NEW YORK, NY – MARCH 11: Jeff Immelt (L), chairman and CEO of General Electric and Roger Goodell, commissioner of the National Football League (NFL), are seen at a news conference introduce an initiative and research program to study concussions in an effort to improve the safety of professional football players, March 11, 2013 New York City. (Photo by Allison Joyce/Getty Images)

When the first ads for Concussion started popping up on NFL broadcasts, some speculated this movie would deal a massive blow to the NFL and football in general.

However, opening day came and went with little change for the most popular sport and league in the U.S. Whether this was due to a poor box office showing, average reviews, or Sony pulling some punches from the finished product is unclear.

A piece from The New York Times Magazine published today (Feb 3.) attempts to find some answers as to exactly how the NFL has been able to navigate the minefield presented by the concussion epidemic. Commissioner Roger Goodell is featured prominently in the piece, and when he isn’t bragging about how much he works out and loves football, there is an interesting nugget about Goodell’s intention to see Concussion.

Goodell told me he spends most weekends watching game after game of football — pro, college and even high school. I asked him if he had seen ‘‘Concussion,’’ the Will Smith film about the devastating toll of head injuries in N.F.L. players and the league’s complicity in either ignoring or covering up the problem. Goodell said he would get around to it. ‘‘I can’t tell you the last time I’ve been to a movie,’’ he told me, although in the next breath he said he had seen ‘‘The Intern,’’ starring Robert DeNiro, with his twin teenage daughters during the snowstorm the night before. Goodell then shoveled out his driveway so he and his wife could go to Soul Cycle on Sunday morning before he flew down to Charlotte via N.F.L. corporate jet.

It is pretty clear Concussion never posed much of a threat to the league, at least not in the short term, and Goodell’s nonchalant attitude towards the film shows the league feels the same.

The Times story paints Goodell pretty much as you would expect — the perfect pawn for the owners, who’s wrapped himself in a cocoon of football nostalgia. However, it is still a revealing peek behind the curtain of the NFL’s machinations.
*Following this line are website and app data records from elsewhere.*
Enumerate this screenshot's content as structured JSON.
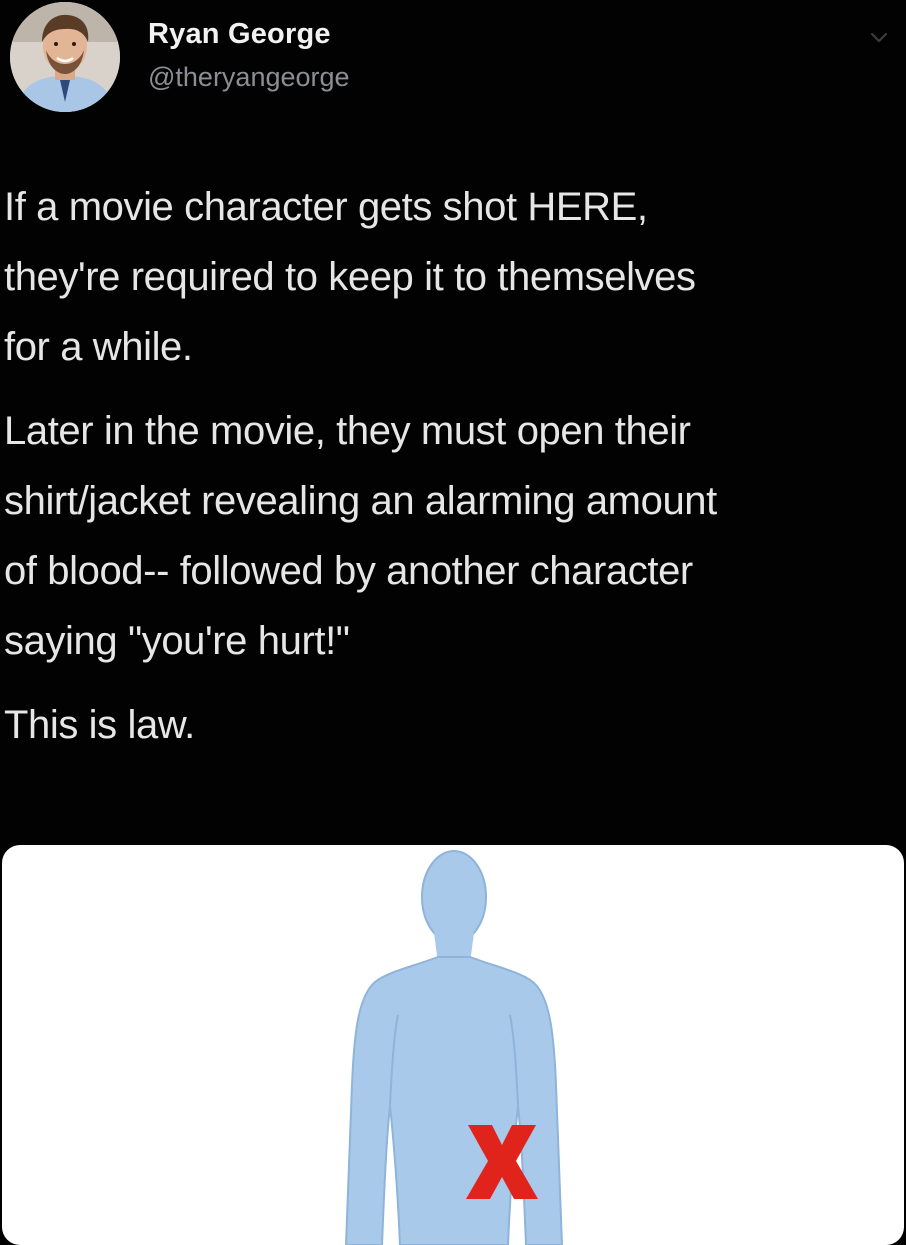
{
  "tweet": {
    "author": {
      "name": "Ryan George",
      "handle": "@theryangeorge",
      "avatar_icon": "profile-photo"
    },
    "menu_icon": "chevron-down-icon",
    "paragraphs": [
      "If a movie character gets shot HERE,\nthey're required to keep it to themselves\nfor a while.",
      "Later in the movie, they must open their\nshirt/jacket revealing an alarming amount\nof blood-- followed by another character\nsaying \"you're hurt!\"",
      "This is law."
    ],
    "media": {
      "description_icon": "human-body-diagram",
      "marker": "X",
      "colors": {
        "body": "#a9c9ea",
        "body_outline": "#8fb4d9",
        "marker": "#e0241b",
        "background": "#ffffff"
      }
    }
  },
  "colors": {
    "background": "#000000",
    "text": "#e6e6e6",
    "handle": "#8b8f94"
  }
}
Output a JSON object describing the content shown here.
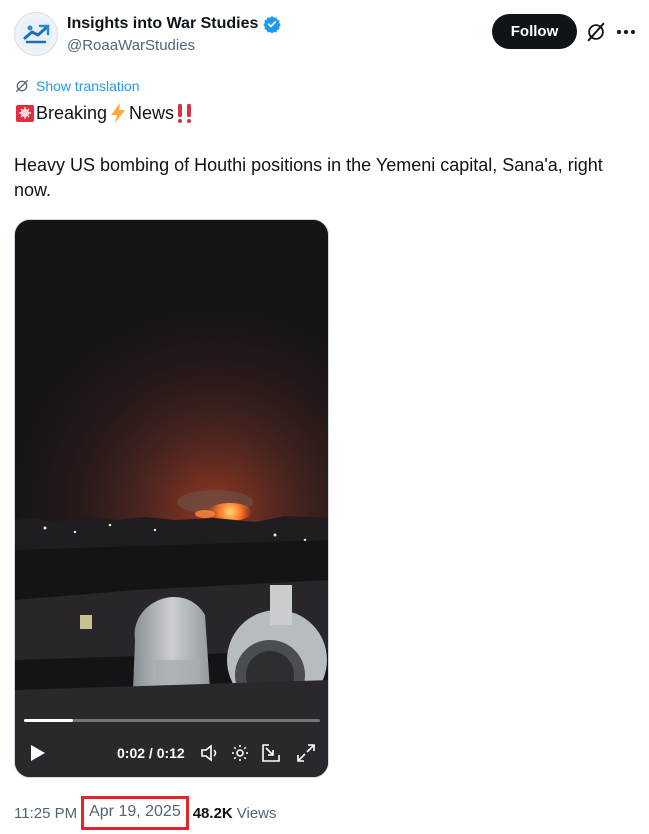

You can read the full piece here.

About Ben Sieck

Ben is a recent graduate of Butler University where he served as Managing Editor and Co-Editor-in-Chief for the Butler Collegian. He currently resides in Indianapolis.